Appendicitis is rarely fatal these days, due to today’s use of antibiotics and safe surgery. The condition affects 1 in 15 people and found in men more than women. It hardly ever affects children under 3 years old. It occurs most commonly in people between 10 and 30 years of age.
- Laparoscopic Appendectomy Video
- Appendectomy for ruptured Appendicitis Video
- Open Appendectomy Video
Causes of Appendicitis
The Appendix is a closed-ended, narrow tube up to several inches in length that attaches to the Cecum (the first part of the colon) like a worm. The open central core of the Appendix drains into the Cecum. The inner lining of the Appendix produces a small amount of Mucus that flows through the open central core of the Appendix and into the Cecum. The wall of the Appendix contains Lymphatic Tissue that is part of the Immune System for making Antibodies. Like the rest of the Colon, the wall of the Appendix also contains a layer of muscle, but the layer of muscle is poorly developed. Appendicitis means inflammation of the appendix. It is thought that appendicitis begins when the opening from the appendix into the cecum becomes blocked. The blockage may be due to a build-up of thick mucus within the appendix or to stool that enters the appendix from the cecum. The mucus or stool hardens, becomes rock-like, and blocks the opening. This rock is called a fecalith. At other times, it might be that the lymphatic tissue in the appendix swells and blocks the opening. After the blockage occurs, bacteria which normally are found within the appendix begin to invade (infect) the wall of the appendix.
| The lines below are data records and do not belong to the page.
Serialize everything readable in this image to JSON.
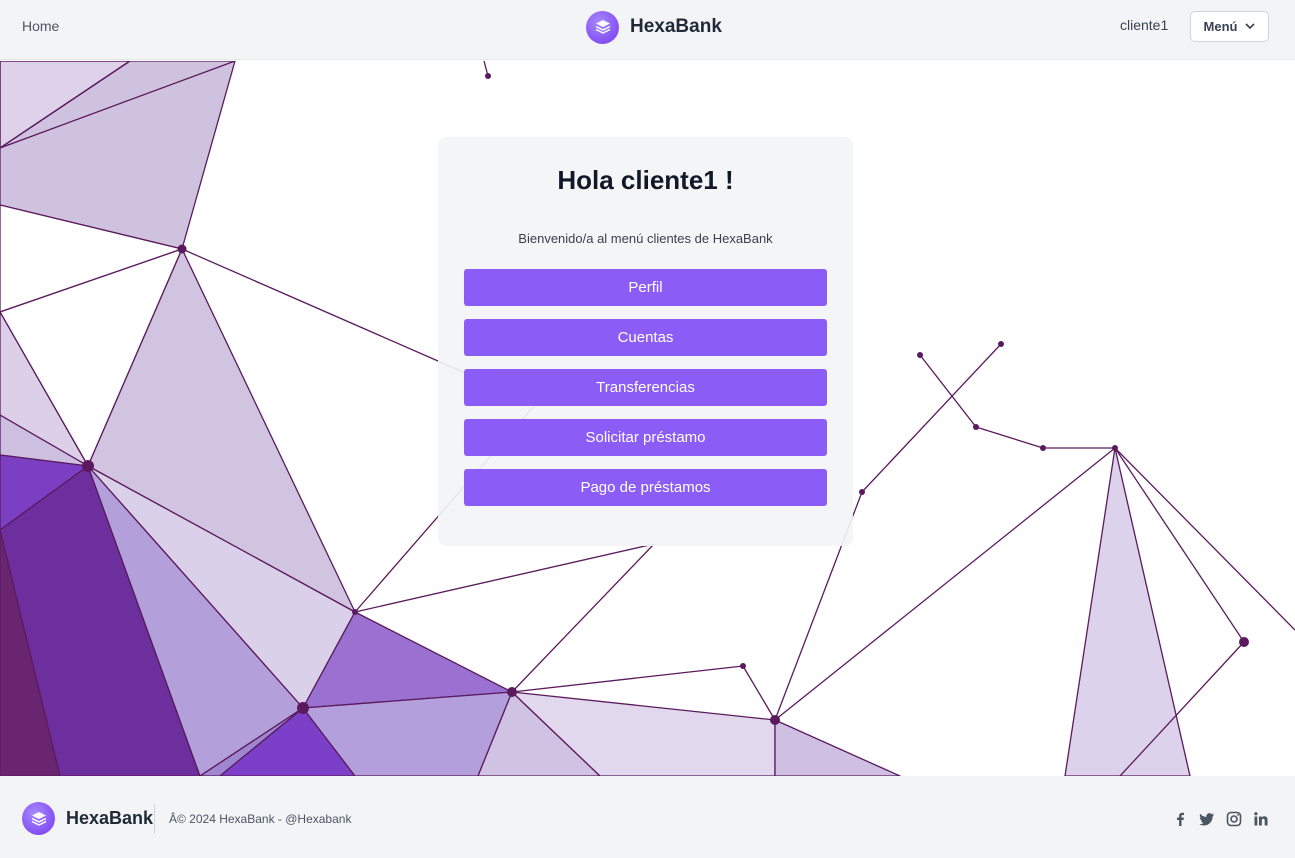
{
  "header": {
    "home_label": "Home",
    "brand_name": "HexaBank",
    "user_name": "cliente1",
    "menu_label": "Menú"
  },
  "main": {
    "greeting": "Hola cliente1 !",
    "subtitle": "Bienvenido/a al menú clientes de HexaBank",
    "actions": [
      {
        "label": "Perfil"
      },
      {
        "label": "Cuentas"
      },
      {
        "label": "Transferencias"
      },
      {
        "label": "Solicitar préstamo"
      },
      {
        "label": "Pago de préstamos"
      }
    ]
  },
  "footer": {
    "brand_name": "HexaBank",
    "copyright": "Â© 2024 HexaBank  - @Hexabank",
    "social_icons": [
      "facebook-icon",
      "twitter-icon",
      "instagram-icon",
      "linkedin-icon"
    ]
  },
  "colors": {
    "accent": "#8b5cf6",
    "header_bg": "#f3f4f6",
    "footer_bg": "#f3f4f6",
    "network_line": "#5b1a5e"
  }
}
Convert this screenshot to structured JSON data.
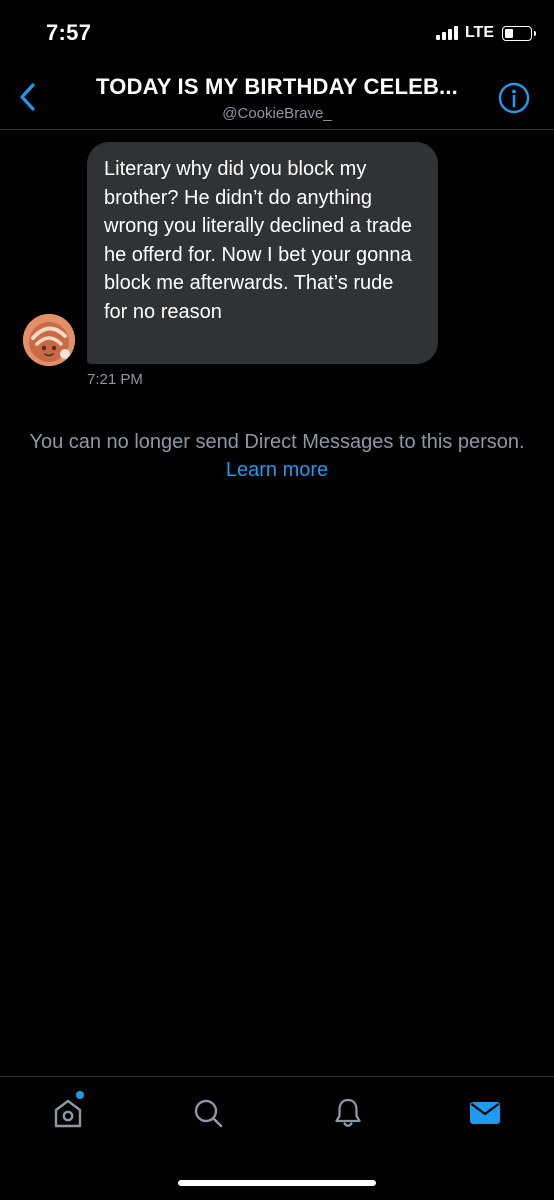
{
  "status_bar": {
    "time": "7:57",
    "network": "LTE"
  },
  "header": {
    "title": "TODAY IS MY BIRTHDAY CELEB...",
    "handle": "@CookieBrave_",
    "back_icon": "chevron-left-icon",
    "info_icon": "info-icon"
  },
  "conversation": {
    "messages": [
      {
        "text": "Literary why did you block my brother? He didn’t do anything wrong you literally declined a trade he offerd for. Now I bet your gonna block me afterwards. That’s rude for no reason",
        "time": "7:21 PM",
        "direction": "incoming"
      }
    ],
    "notice": {
      "text": "You can no longer send Direct Messages to this person.",
      "link": "Learn more"
    }
  },
  "bottom_nav": {
    "items": [
      {
        "icon": "home-icon",
        "active": false,
        "badge": true
      },
      {
        "icon": "search-icon",
        "active": false
      },
      {
        "icon": "bell-icon",
        "active": false
      },
      {
        "icon": "mail-icon",
        "active": true
      }
    ]
  },
  "colors": {
    "background": "#000000",
    "bubble": "#2f3336",
    "accent": "#1d9bf0",
    "muted_text": "#8b98a5",
    "divider": "#2f3336"
  }
}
The body responds to the invasion by mounting an attack on the bacteria, an attack called inflammation. An alternative theory for the cause of appendicitis is an initial rupture of the appendix followed by spread of bacteria outside of the appendix. The cause of such a rupture is unclear, but it may relate to changes that occur in the lymphatic tissue, for example, inflammation, that lines the wall of the appendix. Sometimes, the body is successful in containing (“healing”) the appendicitis without surgical treatment if the infection and accompanying inflammation do not spread throughout the abdomen. The inflammation, pain and symptoms may disappear. This is particularly true in elderly patients and when antibiotics are used.
- Constipation, diarrhea, or gas
- Pain beginning around the navel, turning to sharp pain in the lower right portion of the abdomen ( takes place over about 2 hours)
- Loss of appetite
- Low fever (37°C to 39°C)
- Nausea and vomiting
- Tenderness when pressure is applied in the lower right abdomen; a good indicator of appendicitis is rebound tenderness (this means it hurts less when the fingers press over the tender area than it does when the pressure is suddenly released)
Symptoms of Advanced Appendicitis
- abdominal swelling and rigidity
- pain on the right side of the abdomen when pressed on the left side
Diagnose of Appendicitis
The doctor will perform a number of tests that may also provide information on the extent and location of inflammation. After a physical examination, a blood test may be done to check for infection. A doctor might also take a urine sample to rule out a urinary tract infection, because symptoms can be similar to those of appendicitis. Sometimes an ultrasound will be performed to help with the diagnosis. An Abdominal CT Scan is occasionally needed for people when other tests do not give clear results. Other diseases that can be confused with Appendicitis include colitis, Crohn’s Disease, Gastritis, Gastroenteritis, Tubal Pregnancy, and Ovary Problems.
Treatment of Appendicitis
The appendix is often removed (appendectomy) within hours of diagnosis. Appendectomy is a fairly simple operation even if the appendix is already ruptured. Antibiotics will be given before surgery and may be continued after the operation in case bacteria enter the abdomen during the procedure. Some surgeons are now doing a less invasive form of appendectomy called laparoscopic appendectomy where the appendix is removed through a small tube, leaving a very tiny scar. In most cases, the incision will heal within a few days to a week.
- Swedish Scientists Say Antibiotics Could Replace Surgery for Appendicitis (sci-news.com)
- Abdominal Pain (healthinessbox.com)